═════ Provided data

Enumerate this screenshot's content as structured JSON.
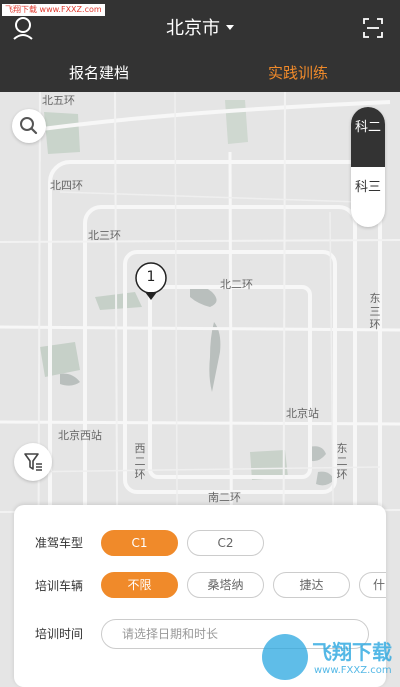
{
  "watermark_top": "飞翔下载 www.FXXZ.com",
  "header": {
    "city": "北京市",
    "tabs": [
      {
        "label": "报名建档",
        "active": false
      },
      {
        "label": "实践训练",
        "active": true
      }
    ]
  },
  "map": {
    "labels": {
      "north_5th_ring": "北五环",
      "north_4th_ring": "北四环",
      "north_3rd_ring": "北三环",
      "north_2nd_ring": "北二环",
      "east_3rd_ring": "东三环",
      "beijing_station": "北京站",
      "beijing_west_station": "北京西站",
      "west_2nd_ring": "西二环",
      "east_2nd_ring": "东二环",
      "south_2nd_ring": "南二环"
    },
    "marker_count": "1"
  },
  "subject_switch": {
    "items": [
      "科二",
      "科三"
    ],
    "active_index": 0
  },
  "filters": {
    "license_type": {
      "label": "准驾车型",
      "options": [
        "C1",
        "C2"
      ],
      "selected": "C1"
    },
    "vehicle": {
      "label": "培训车辆",
      "options": [
        "不限",
        "桑塔纳",
        "捷达",
        "什"
      ],
      "selected": "不限"
    },
    "time": {
      "label": "培训时间",
      "placeholder": "请选择日期和时长"
    }
  },
  "watermark_logo": {
    "title": "飞翔下载",
    "url": "www.FXXZ.com"
  },
  "colors": {
    "header_bg": "#333333",
    "accent": "#f08a2a",
    "map_bg": "#e5e5e5"
  }
}
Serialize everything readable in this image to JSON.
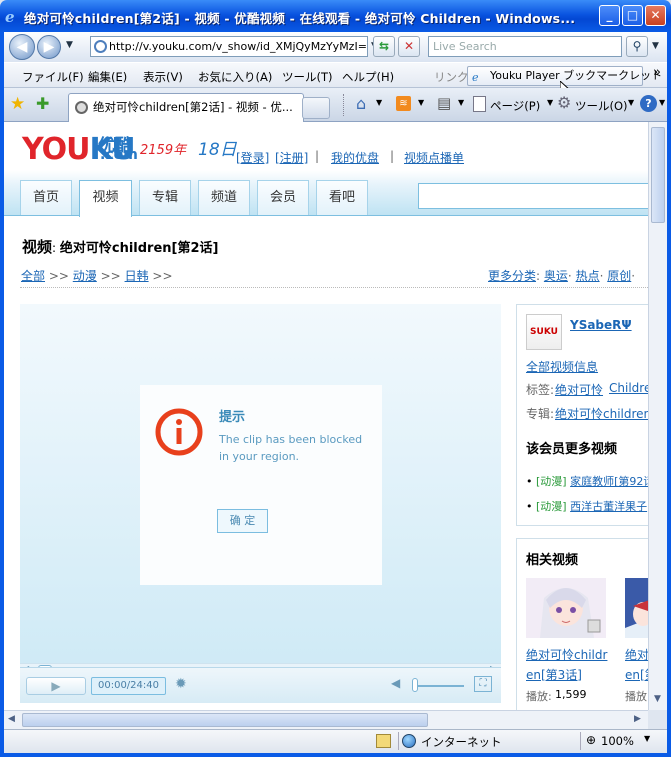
{
  "window": {
    "title": "绝对可怜children[第2话] - 视频 - 优酷视频 - 在线观看 - 绝对可怜 Children - Windows...",
    "buttons": {
      "minimize": "_",
      "maximize": "□",
      "close": "✕"
    }
  },
  "address_bar": {
    "url": "http://v.youku.com/v_show/id_XMjQyMzYyMzI=",
    "search_placeholder": "Live Search"
  },
  "menu": {
    "items": [
      "ファイル(F)",
      "編集(E)",
      "表示(V)",
      "お気に入り(A)",
      "ツール(T)",
      "ヘルプ(H)"
    ],
    "links_label": "リンク",
    "link_button": "Youku Player ブックマークレット",
    "more": "»"
  },
  "tabbar": {
    "tab_title": "绝对可怜children[第2话] - 视频 - 优...",
    "page_label": "ページ(P)",
    "tools_label": "ツール(O)"
  },
  "page": {
    "logo_you": "YOU",
    "logo_ku": "KU",
    "logo_cn": "优酷",
    "logo_com": ".com",
    "date_text": "2159年",
    "date_day": "18日",
    "login": "[登录]",
    "register": "[注册]",
    "sep": "|",
    "my_youku": "我的优盘",
    "playlist": "视频点播单",
    "nav_tabs": [
      "首页",
      "视频",
      "专辑",
      "频道",
      "会员",
      "看吧"
    ],
    "heading_prefix": "视频",
    "heading_title": "绝对可怜children[第2话]",
    "breadcrumb": [
      "全部",
      "动漫",
      "日韩"
    ],
    "breadcrumb_sep": ">>",
    "more_categories": "更多分类",
    "cat_links": [
      "奥运",
      "热点",
      "原创"
    ],
    "dialog": {
      "title": "提示",
      "message_line1": "The clip has been blocked",
      "message_line2": "in your region.",
      "ok": "确 定"
    },
    "player": {
      "time": "00:00/24:40",
      "progress": 0.0
    },
    "uploader": {
      "avatar_text": "SUKU",
      "name": "YSabeRΨ",
      "all_info": "全部视频信息",
      "tags_label": "标签:",
      "tags_value": "绝对可怜",
      "tags_value2": "Childre",
      "album_label": "专辑:",
      "album_value": "绝对可怜children"
    },
    "member_more": {
      "title": "该会员更多视频",
      "items": [
        {
          "cat": "[动漫]",
          "title": "家庭教师[第92话"
        },
        {
          "cat": "[动漫]",
          "title": "西洋古董洋果子"
        }
      ]
    },
    "related": {
      "title": "相关视频",
      "video_title_1": "绝对可怜childr",
      "video_title_2": "en[第3话]",
      "video_title_3": "绝对",
      "video_title_4": "en[第",
      "plays_label": "播放:",
      "plays_value": "1,599",
      "plays_label2": "播放"
    }
  },
  "status": {
    "zone": "インターネット",
    "zoom": "100%"
  },
  "colors": {
    "accent": "#2678c5",
    "brand_red": "#e0252b",
    "link": "#1b66b5",
    "green": "#2a9a3a"
  }
}
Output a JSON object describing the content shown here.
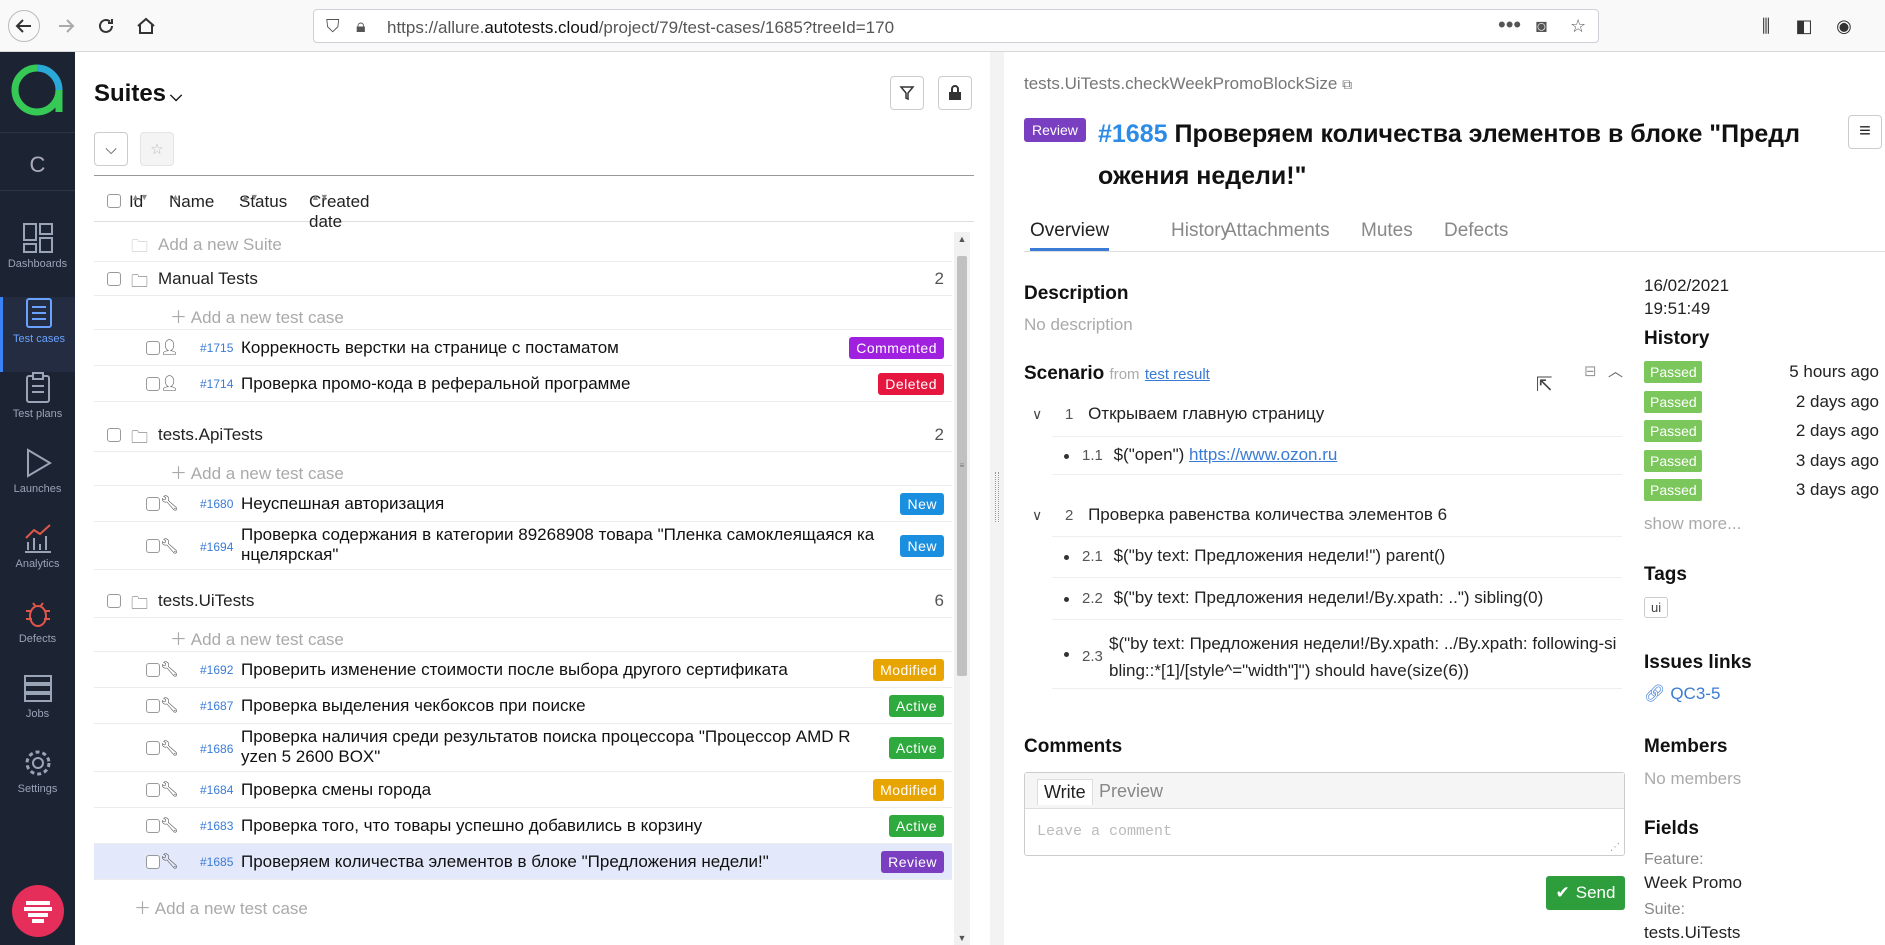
{
  "browser": {
    "url_prefix": "https://allure.",
    "url_host": "autotests.cloud",
    "url_suffix": "/project/79/test-cases/1685?treeId=170"
  },
  "nav": {
    "project_letter": "C",
    "items": [
      {
        "label": "Dashboards",
        "icon": "dashboards-icon"
      },
      {
        "label": "Test cases",
        "icon": "test-cases-icon"
      },
      {
        "label": "Test plans",
        "icon": "test-plans-icon"
      },
      {
        "label": "Launches",
        "icon": "launches-icon"
      },
      {
        "label": "Analytics",
        "icon": "analytics-icon"
      },
      {
        "label": "Defects",
        "icon": "defects-icon"
      },
      {
        "label": "Jobs",
        "icon": "jobs-icon"
      },
      {
        "label": "Settings",
        "icon": "settings-icon"
      }
    ],
    "active": "Test cases"
  },
  "left": {
    "title": "Suites",
    "columns": {
      "id": "Id",
      "name": "Name",
      "status": "Status",
      "created": "Created date"
    },
    "add_suite": "Add a new Suite",
    "add_case": "Add a new test case",
    "suites": [
      {
        "name": "Manual Tests",
        "count": "2",
        "cases": [
          {
            "id": "#1715",
            "name": "Коррекность верстки на странице с постаматом",
            "status": "Commented",
            "color": "#a020e0",
            "icon": "person-icon"
          },
          {
            "id": "#1714",
            "name": "Проверка промо-кода в реферальной программе",
            "status": "Deleted",
            "color": "#e5173e",
            "icon": "person-icon"
          }
        ]
      },
      {
        "name": "tests.ApiTests",
        "count": "2",
        "cases": [
          {
            "id": "#1680",
            "name": "Неуспешная авторизация",
            "status": "New",
            "color": "#1a8fe0",
            "icon": "wrench-icon"
          },
          {
            "id": "#1694",
            "name_l1": "Проверка содержания в категории 89268908 товара \"Пленка самоклеящаяся ка",
            "name_l2": "нцелярская\"",
            "status": "New",
            "color": "#1a8fe0",
            "icon": "wrench-icon"
          }
        ]
      },
      {
        "name": "tests.UiTests",
        "count": "6",
        "cases": [
          {
            "id": "#1692",
            "name": "Проверить изменение стоимости после выбора другого сертификата",
            "status": "Modified",
            "color": "#e8a400",
            "icon": "wrench-icon"
          },
          {
            "id": "#1687",
            "name": "Проверка выделения чекбоксов при поиске",
            "status": "Active",
            "color": "#2eaa3f",
            "icon": "wrench-icon"
          },
          {
            "id": "#1686",
            "name_l1": "Проверка наличия среди результатов поиска процессора \"Процессор AMD R",
            "name_l2": "yzen 5 2600 BOX\"",
            "status": "Active",
            "color": "#2eaa3f",
            "icon": "wrench-icon"
          },
          {
            "id": "#1684",
            "name": "Проверка смены города",
            "status": "Modified",
            "color": "#e8a400",
            "icon": "wrench-icon"
          },
          {
            "id": "#1683",
            "name": "Проверка того, что товары успешно добавились в корзину",
            "status": "Active",
            "color": "#2eaa3f",
            "icon": "wrench-icon"
          },
          {
            "id": "#1685",
            "name": "Проверяем количества элементов в блоке \"Предложения недели!\"",
            "status": "Review",
            "color": "#7a3fc1",
            "icon": "wrench-icon"
          }
        ]
      }
    ]
  },
  "detail": {
    "path": "tests.UiTests.checkWeekPromoBlockSize",
    "status_badge": "Review",
    "id": "#1685",
    "title_l1": "Проверяем количества элементов в блоке \"Предл",
    "title_l2": "ожения недели!\"",
    "tabs": [
      "Overview",
      "History",
      "Attachments",
      "Mutes",
      "Defects"
    ],
    "description_title": "Description",
    "description": "No description",
    "scenario_title": "Scenario",
    "scenario_from": "from",
    "scenario_link": "test result",
    "steps": [
      {
        "num": "1",
        "text": "Открываем главную страницу",
        "substeps": [
          {
            "num": "1.1",
            "text": "$(\"open\")",
            "link": "https://www.ozon.ru"
          }
        ]
      },
      {
        "num": "2",
        "text": "Проверка равенства количества элементов 6",
        "substeps": [
          {
            "num": "2.1",
            "text": "$(\"by text: Предложения недели!\") parent()"
          },
          {
            "num": "2.2",
            "text": "$(\"by text: Предложения недели!/By.xpath: ..\") sibling(0)"
          },
          {
            "num": "2.3",
            "text_l1": "$(\"by text: Предложения недели!/By.xpath: ../By.xpath: following-si",
            "text_l2": "bling::*[1]/[style^=\"width\"]\") should have(size(6))"
          }
        ]
      }
    ],
    "comments_title": "Comments",
    "comment_tabs": [
      "Write",
      "Preview"
    ],
    "comment_placeholder": "Leave a comment",
    "send_label": "Send"
  },
  "sidebar": {
    "date": "16/02/2021",
    "time": "19:51:49",
    "history_title": "History",
    "history": [
      {
        "status": "Passed",
        "when": "5 hours ago"
      },
      {
        "status": "Passed",
        "when": "2 days ago"
      },
      {
        "status": "Passed",
        "when": "2 days ago"
      },
      {
        "status": "Passed",
        "when": "3 days ago"
      },
      {
        "status": "Passed",
        "when": "3 days ago"
      }
    ],
    "show_more": "show more...",
    "tags_title": "Tags",
    "tags": [
      "ui"
    ],
    "issues_title": "Issues links",
    "issue": "QC3-5",
    "members_title": "Members",
    "members": "No members",
    "fields_title": "Fields",
    "fields": [
      {
        "label": "Feature:",
        "value": "Week Promo"
      },
      {
        "label": "Suite:",
        "value": "tests.UiTests"
      }
    ]
  },
  "colors": {
    "nav_bg": "#1c2333",
    "accent": "#3a7bd5",
    "passed": "#7bc75b",
    "review": "#7a3fc1"
  }
}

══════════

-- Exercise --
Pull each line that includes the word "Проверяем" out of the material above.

-- Exercise solution --
            "name": "Проверяем количества элементов в блоке \"Предложения недели!\"",
    "title_l1": "Проверяем количества элементов в блоке \"Предл",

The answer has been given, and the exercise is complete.